This was a show were the movement was central to it and this certainly didn’t disappoint. The ensemble worked tirelessly throughout, performing with impeccable timing and enviable energy. A full throttle opening tap number contrasted with slower, more intimate numbers ensured this long production kept a good pace.
Lead performers Alan Burkitt (Jerry) and Charlotte Gooch (Dale) were excellent throughout showing off an impressive array of dance moves, strong vocals and perfect comic timing. John Conroy got plenty of laughs as long-suffering servant Bates while Madge played by Rebecca Thornhill brought some much needed grit and strength to the characters.

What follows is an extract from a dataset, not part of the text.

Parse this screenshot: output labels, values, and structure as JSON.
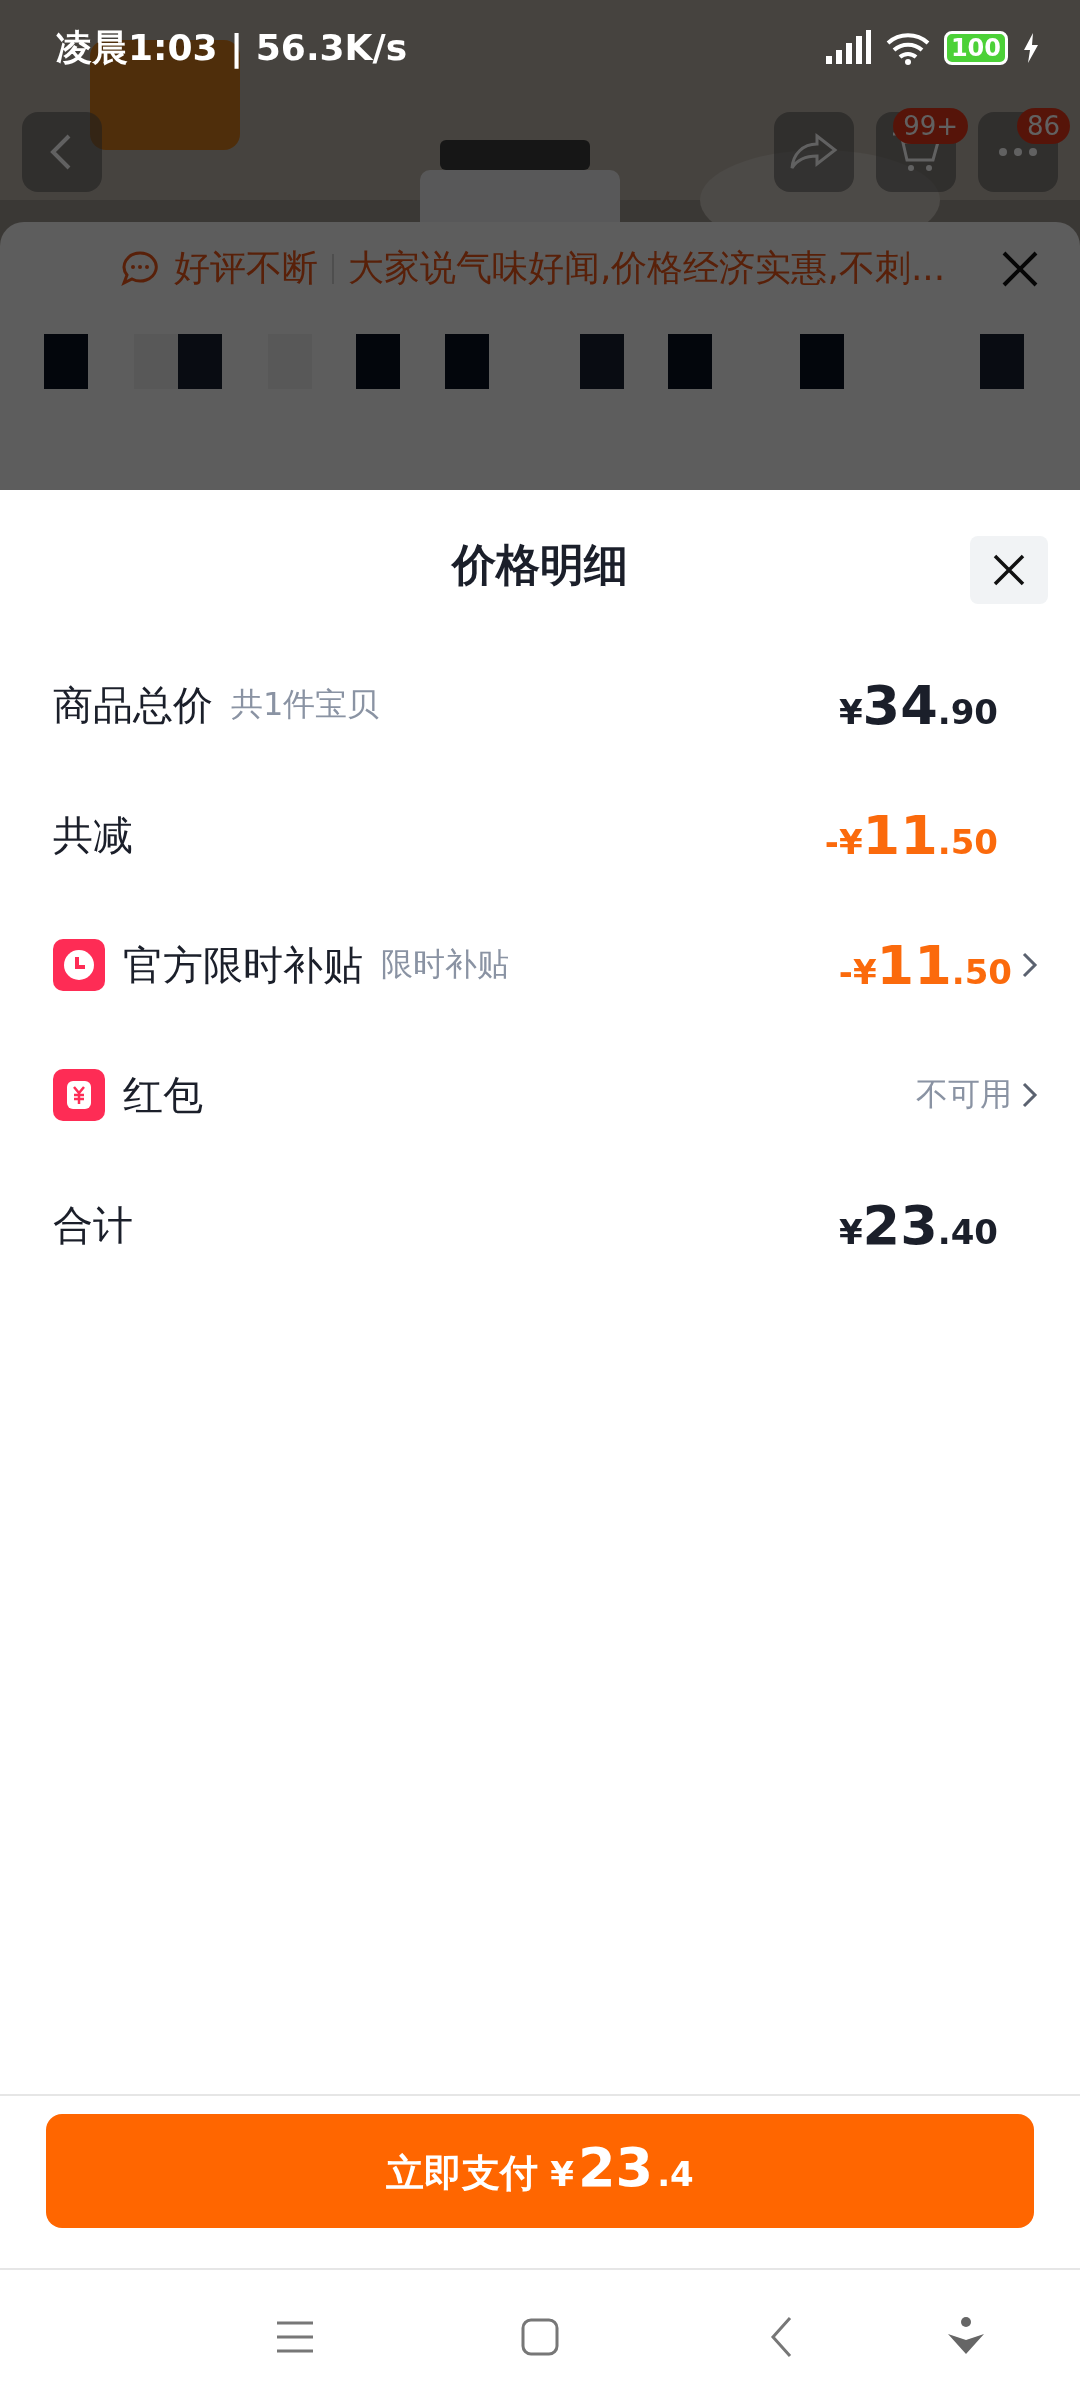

The production values were typically lavish and sumptuous as you’d expect for a theatrical remake of a Hollywood classic but the lack of tangible plot made this production feel overwhelmingly flat. By the end of Act 1 the audience were not really sure what was worth coming back for as there was no drama or cliff-hanger to care about. Characters such as Alberto were neither comedic nor nasty enough to be an audience favourite or villain and because of this his “marriage” to Dale was a bolt of the blue and completely unbelievable.
While performed by a talented dancer and singer, the character of Jerry Travers was more irritating than likeable. This meant you couldn’t root for the lead and had no real relationship or plot to invest in. Simply, you didn’t care if Jerry and Dale got together or not.
Numbers such as “Cheek to Cheek” and “Let’s Face The Music and Dance” aside were forgettable and similar in sound, again leaving the overall production flat and insipid. It was a shame to waste the talent of this large cast on a dated and boring show which never really gets going and certainly never dazzles.
Review by Andy Edmeads